** Goal of the exercise **
Reproduce the records below in their entirety, character for character.

** Dataset excerpts **
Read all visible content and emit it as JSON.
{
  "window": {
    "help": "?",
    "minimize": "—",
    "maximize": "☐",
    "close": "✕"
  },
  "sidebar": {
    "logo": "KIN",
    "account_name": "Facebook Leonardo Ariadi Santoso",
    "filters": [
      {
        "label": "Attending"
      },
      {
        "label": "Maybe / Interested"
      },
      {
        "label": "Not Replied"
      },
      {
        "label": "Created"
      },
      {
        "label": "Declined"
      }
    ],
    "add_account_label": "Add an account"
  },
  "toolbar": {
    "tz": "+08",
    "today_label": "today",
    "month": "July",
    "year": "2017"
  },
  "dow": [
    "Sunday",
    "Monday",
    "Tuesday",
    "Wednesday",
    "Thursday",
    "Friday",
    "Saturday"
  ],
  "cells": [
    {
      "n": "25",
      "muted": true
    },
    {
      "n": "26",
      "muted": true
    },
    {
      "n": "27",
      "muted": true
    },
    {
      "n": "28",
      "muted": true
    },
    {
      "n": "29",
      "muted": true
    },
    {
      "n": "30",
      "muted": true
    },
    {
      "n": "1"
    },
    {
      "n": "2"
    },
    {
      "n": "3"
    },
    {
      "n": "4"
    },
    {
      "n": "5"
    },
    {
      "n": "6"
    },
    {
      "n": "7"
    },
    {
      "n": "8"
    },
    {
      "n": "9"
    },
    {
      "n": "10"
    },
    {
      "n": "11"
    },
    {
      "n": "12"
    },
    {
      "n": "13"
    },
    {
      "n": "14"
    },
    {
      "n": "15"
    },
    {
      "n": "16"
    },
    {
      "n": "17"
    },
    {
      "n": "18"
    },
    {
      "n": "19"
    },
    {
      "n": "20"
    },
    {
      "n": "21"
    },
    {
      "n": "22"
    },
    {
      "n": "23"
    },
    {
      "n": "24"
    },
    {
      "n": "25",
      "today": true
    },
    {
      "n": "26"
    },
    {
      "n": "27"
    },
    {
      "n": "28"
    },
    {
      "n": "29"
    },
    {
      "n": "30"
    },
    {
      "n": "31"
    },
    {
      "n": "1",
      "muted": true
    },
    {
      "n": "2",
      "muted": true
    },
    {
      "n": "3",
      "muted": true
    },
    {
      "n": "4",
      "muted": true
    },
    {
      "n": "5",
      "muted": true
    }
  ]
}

** Exercise solution **
Read all visible content and emit it as JSON.
{
  "window": {
    "help": "?",
    "minimize": "—",
    "maximize": "☐",
    "close": "✕"
  },
  "sidebar": {
    "logo": "KIN",
    "account_name": "Facebook Leonardo Ariadi Santoso",
    "filters": [
      {
        "label": "Attending"
      },
      {
        "label": "Maybe / Interested"
      },
      {
        "label": "Not Replied"
      },
      {
        "label": "Created"
      },
      {
        "label": "Declined"
      }
    ],
    "add_account_label": "Add an account"
  },
  "toolbar": {
    "tz": "+08",
    "today_label": "today",
    "month": "July",
    "year": "2017"
  },
  "dow": [
    "Sunday",
    "Monday",
    "Tuesday",
    "Wednesday",
    "Thursday",
    "Friday",
    "Saturday"
  ],
  "cells": [
    {
      "n": "25",
      "muted": true
    },
    {
      "n": "26",
      "muted": true
    },
    {
      "n": "27",
      "muted": true
    },
    {
      "n": "28",
      "muted": true
    },
    {
      "n": "29",
      "muted": true
    },
    {
      "n": "30",
      "muted": true
    },
    {
      "n": "1"
    },
    {
      "n": "2"
    },
    {
      "n": "3"
    },
    {
      "n": "4"
    },
    {
      "n": "5"
    },
    {
      "n": "6"
    },
    {
      "n": "7"
    },
    {
      "n": "8"
    },
    {
      "n": "9"
    },
    {
      "n": "10"
    },
    {
      "n": "11"
    },
    {
      "n": "12"
    },
    {
      "n": "13"
    },
    {
      "n": "14"
    },
    {
      "n": "15"
    },
    {
      "n": "16"
    },
    {
      "n": "17"
    },
    {
      "n": "18"
    },
    {
      "n": "19"
    },
    {
      "n": "20"
    },
    {
      "n": "21"
    },
    {
      "n": "22"
    },
    {
      "n": "23"
    },
    {
      "n": "24"
    },
    {
      "n": "25",
      "today": true
    },
    {
      "n": "26"
    },
    {
      "n": "27"
    },
    {
      "n": "28"
    },
    {
      "n": "29"
    },
    {
      "n": "30"
    },
    {
      "n": "31"
    },
    {
      "n": "1",
      "muted": true
    },
    {
      "n": "2",
      "muted": true
    },
    {
      "n": "3",
      "muted": true
    },
    {
      "n": "4",
      "muted": true
    },
    {
      "n": "5",
      "muted": true
    }
  ]
}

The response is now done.